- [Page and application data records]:
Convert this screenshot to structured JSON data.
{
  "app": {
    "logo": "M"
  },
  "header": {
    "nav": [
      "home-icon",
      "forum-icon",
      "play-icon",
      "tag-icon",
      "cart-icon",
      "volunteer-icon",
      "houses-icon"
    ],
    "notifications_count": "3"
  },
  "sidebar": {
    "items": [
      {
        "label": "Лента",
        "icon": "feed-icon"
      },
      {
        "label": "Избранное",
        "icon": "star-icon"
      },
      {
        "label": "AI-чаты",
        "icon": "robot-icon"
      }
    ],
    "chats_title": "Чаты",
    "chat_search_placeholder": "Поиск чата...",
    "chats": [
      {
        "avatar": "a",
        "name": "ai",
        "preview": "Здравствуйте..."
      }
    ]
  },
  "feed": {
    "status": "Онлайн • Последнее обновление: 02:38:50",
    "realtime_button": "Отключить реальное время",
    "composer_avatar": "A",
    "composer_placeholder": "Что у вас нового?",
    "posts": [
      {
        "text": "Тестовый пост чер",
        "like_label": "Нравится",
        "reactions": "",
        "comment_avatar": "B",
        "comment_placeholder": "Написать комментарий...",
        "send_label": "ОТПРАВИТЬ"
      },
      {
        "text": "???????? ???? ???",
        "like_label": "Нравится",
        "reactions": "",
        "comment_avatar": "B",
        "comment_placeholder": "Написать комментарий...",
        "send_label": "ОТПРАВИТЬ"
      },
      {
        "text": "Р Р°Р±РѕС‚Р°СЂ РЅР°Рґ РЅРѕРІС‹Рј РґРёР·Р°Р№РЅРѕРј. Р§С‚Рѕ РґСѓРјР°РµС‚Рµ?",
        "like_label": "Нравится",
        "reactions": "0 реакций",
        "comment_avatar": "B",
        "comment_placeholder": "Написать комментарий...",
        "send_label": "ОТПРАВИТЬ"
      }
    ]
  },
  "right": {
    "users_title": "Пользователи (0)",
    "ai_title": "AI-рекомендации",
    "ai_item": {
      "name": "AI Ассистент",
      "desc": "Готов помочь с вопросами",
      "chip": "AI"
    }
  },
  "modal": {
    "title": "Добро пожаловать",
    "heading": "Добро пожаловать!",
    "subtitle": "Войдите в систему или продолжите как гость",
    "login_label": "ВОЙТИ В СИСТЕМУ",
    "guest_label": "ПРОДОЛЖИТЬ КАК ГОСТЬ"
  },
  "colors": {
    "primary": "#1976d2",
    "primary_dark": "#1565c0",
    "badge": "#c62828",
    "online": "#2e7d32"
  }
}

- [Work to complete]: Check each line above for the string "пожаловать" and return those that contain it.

- [Solution]:
    "title": "Добро пожаловать",
    "heading": "Добро пожаловать!",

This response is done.